> ASSIGNMENT:
The answer must be an exact copy of the records, with no pictures in it.

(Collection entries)
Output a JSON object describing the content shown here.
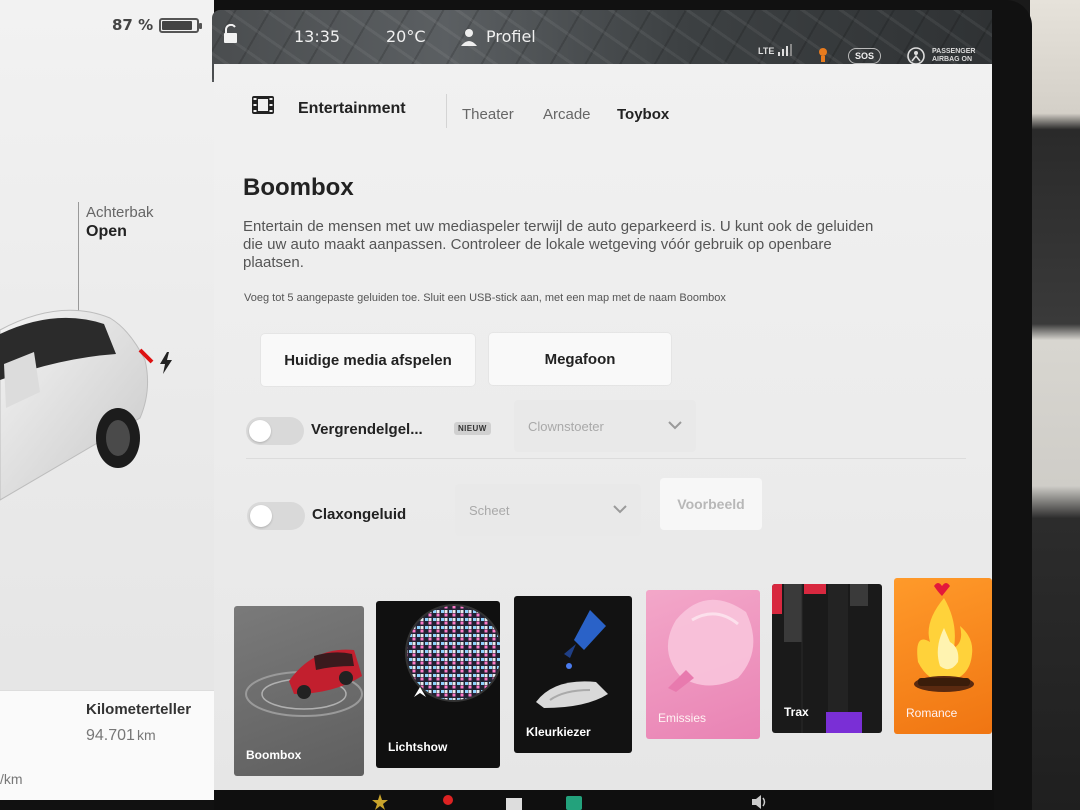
{
  "status": {
    "battery_percent_text": "87 %",
    "battery_level": 0.87,
    "time": "13:35",
    "temperature": "20°C",
    "profile_label": "Profiel",
    "network": "LTE",
    "sos_label": "SOS",
    "airbag_text_line1": "PASSENGER",
    "airbag_text_line2": "AIRBAG ON"
  },
  "vehicle": {
    "trunk_label": "Achterbak",
    "trunk_state": "Open",
    "odometer_label": "Kilometerteller",
    "odometer_value": "94.701",
    "odometer_unit": "km",
    "partial_unit": "/km"
  },
  "header": {
    "section_title": "Entertainment",
    "tabs": [
      {
        "label": "Theater",
        "active": false
      },
      {
        "label": "Arcade",
        "active": false
      },
      {
        "label": "Toybox",
        "active": true
      }
    ]
  },
  "boombox": {
    "title": "Boombox",
    "description": "Entertain de mensen met uw mediaspeler terwijl de auto geparkeerd is. U kunt ook de geluiden die uw auto maakt aanpassen. Controleer de lokale wetgeving vóór gebruik op openbare plaatsen.",
    "hint": "Voeg tot 5 aangepaste geluiden toe. Sluit een USB-stick aan, met een map met de naam Boombox",
    "play_media_button": "Huidige media afspelen",
    "megaphone_button": "Megafoon",
    "lock_sound_label": "Vergrendelgel...",
    "new_badge": "NIEUW",
    "lock_sound_value": "Clownstoeter",
    "horn_label": "Claxongeluid",
    "horn_value": "Scheet",
    "preview_button": "Voorbeeld"
  },
  "tiles": [
    {
      "label": "Boombox"
    },
    {
      "label": "Lichtshow"
    },
    {
      "label": "Kleurkiezer"
    },
    {
      "label": "Emissies"
    },
    {
      "label": "Trax"
    },
    {
      "label": "Romance"
    }
  ],
  "colors": {
    "accent_red": "#e3193a",
    "trax_purple": "#7a2fd6",
    "romance_orange": "#f58a1f",
    "emissions_pink": "#ee95bf"
  }
}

> PROBLEM SOLUTION:
Output a JSON object describing the content shown here.
{
  "status": {
    "battery_percent_text": "87 %",
    "battery_level": 0.87,
    "time": "13:35",
    "temperature": "20°C",
    "profile_label": "Profiel",
    "network": "LTE",
    "sos_label": "SOS",
    "airbag_text_line1": "PASSENGER",
    "airbag_text_line2": "AIRBAG ON"
  },
  "vehicle": {
    "trunk_label": "Achterbak",
    "trunk_state": "Open",
    "odometer_label": "Kilometerteller",
    "odometer_value": "94.701",
    "odometer_unit": "km",
    "partial_unit": "/km"
  },
  "header": {
    "section_title": "Entertainment",
    "tabs": [
      {
        "label": "Theater",
        "active": false
      },
      {
        "label": "Arcade",
        "active": false
      },
      {
        "label": "Toybox",
        "active": true
      }
    ]
  },
  "boombox": {
    "title": "Boombox",
    "description": "Entertain de mensen met uw mediaspeler terwijl de auto geparkeerd is. U kunt ook de geluiden die uw auto maakt aanpassen. Controleer de lokale wetgeving vóór gebruik op openbare plaatsen.",
    "hint": "Voeg tot 5 aangepaste geluiden toe. Sluit een USB-stick aan, met een map met de naam Boombox",
    "play_media_button": "Huidige media afspelen",
    "megaphone_button": "Megafoon",
    "lock_sound_label": "Vergrendelgel...",
    "new_badge": "NIEUW",
    "lock_sound_value": "Clownstoeter",
    "horn_label": "Claxongeluid",
    "horn_value": "Scheet",
    "preview_button": "Voorbeeld"
  },
  "tiles": [
    {
      "label": "Boombox"
    },
    {
      "label": "Lichtshow"
    },
    {
      "label": "Kleurkiezer"
    },
    {
      "label": "Emissies"
    },
    {
      "label": "Trax"
    },
    {
      "label": "Romance"
    }
  ],
  "colors": {
    "accent_red": "#e3193a",
    "trax_purple": "#7a2fd6",
    "romance_orange": "#f58a1f",
    "emissions_pink": "#ee95bf"
  }
}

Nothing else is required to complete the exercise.